Stop Safely as Soon as Possible When the Police Lights go onIf you see police emergency lights and/or hear a siren, pull over as soon as possible, making sure you park your car safely off the road. Don't stop on a heavily trafficked roadway, but don't travel too far or the police will conclude you're trying to run from them. Put your right signal on to show your intent is to pull over to the side of the road.
Stay in your vehicle and don't roll down your window all the way. That way, less alcohol odors can escape for police detection.
Before the police come to your car, keep your hands on the steering wheel to show you're not doing anything dangerous to them. Then, when they ask for your papers, know where they are so you don't appear to be fumbling around for them. Hand them through your partially opened window, again so any odors aren't as obvious to the police. Be respectful at all times. Don't argue with the police. Stay in the car unless told to get out. Do not lean on the car if possible.
Respectfully Decline to do any Coordination Tests at RoadsideIf the police ask if you've been drinking, remember, you don't have to make any admissions to them. Again, you may decline to answer. You can say nothing or say your attorney told you not to answer any questions.
If they ask you to step out of the vehicle, you ordinarily must do so, but you don't have to do any of their so-called coordination tests. ( I believe such "tests" are not relevant to whether you are intoxicated.) You may decline to do them as well.
In my experience, the best approach, if you believe you're over the legal limit, is to simply stand quietly and say nothing. Don't move and don't say anything - ever. Just do as the police direct and nothing more.
If the police ask you to blow into a portable breath test, you may again simply say nothing or you may decline to take it and tell them you're willing to take a test at the police station. There may be adverse effects upon your license if you refuse to take the roadside breath test.
If Arrested, Request an Attorney ImmediatelyIf the police decide to arrest you, do not resist them in any way. Don't pull away from them or run.
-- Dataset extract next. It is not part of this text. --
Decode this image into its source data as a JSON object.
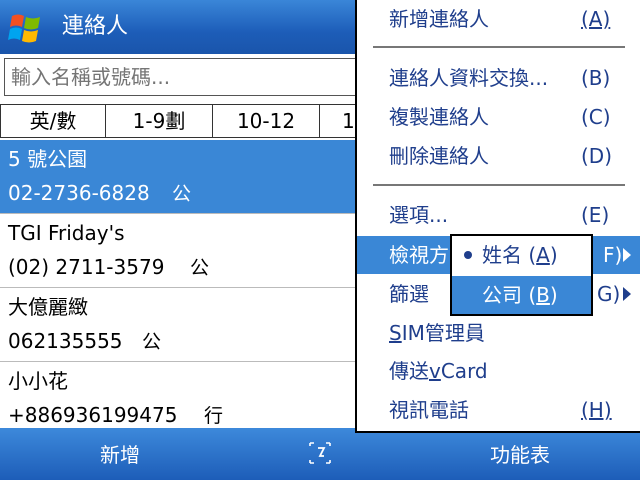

That could turn into an additional charge of Resisting Arrest, another Misdemeanor. Simply put your hands behind you and they will handcuff you and they should read you your Miranda rights. You know, "You have the right to remain silent, anything you say may be used against you in a court of law, you have the right to an attorney and if you cannot afford one, one will be provided to you free of charge." You can agree that you've been read them, but you can also just decline to say anything. Pure silence.
Ask for an attorney immediately and then say absolutely nothing to the police from that point onward. Nothing. Remember, if you do choose to speak to them even after asking for an attorney, they just may be able to use it against you in court. Stay silent.
Decline Answering any Questions Upon Advice of CounselRemain silent throughout the questioning process, except to tell them your "pedigree" information which is your name, address and date of birth. You may also ask for a telephone call to call a relative and/or an attorney. Its usually best to have an attorney's number with you if you're going out drinking because you're more likely to need it today than anytime before.
Simply tell the police your attorney directed you not to answer any further questions and you're following his/her instructions.
Take the Breat Test at the Police Station - Most of the TimeIf you decline to take the breath test in NY, the DMV will revoke your drivers license after a short hearing to tell if you were warned ahead of time of that consequence. My advice is usually to take the breath test - if you're not too intoxicated. If you know you're well over the limit, that could mean you could be charged with a more serious charge or plea bargaining could be less available to you, so in those conditions, you might not want to take the breath test. If you've had two or more prior DWI charges (even though some have been reduced) you've probably suffered at least one DWI conviction as a Misdemeanor. If that's the case, then it might be best if you didn't take the breath test because you'll more than likely be facing a felony DWI and without the test results, the DA has less evidence with which to convict you. If you decline to take the test, make sure you are very careful how you speak and walk, since the police often videotape that area of the station house.
Don't Discuss Your Case with Anyone in the Holding CellsIf you get placed in a holding cell or handcuffed to a wall, don't discuss your case with anyone. They may have video cameras and microphones in those areas listening to you or videotaping you. Its always best to simply stay still and quiet and you'll do much better for yourself.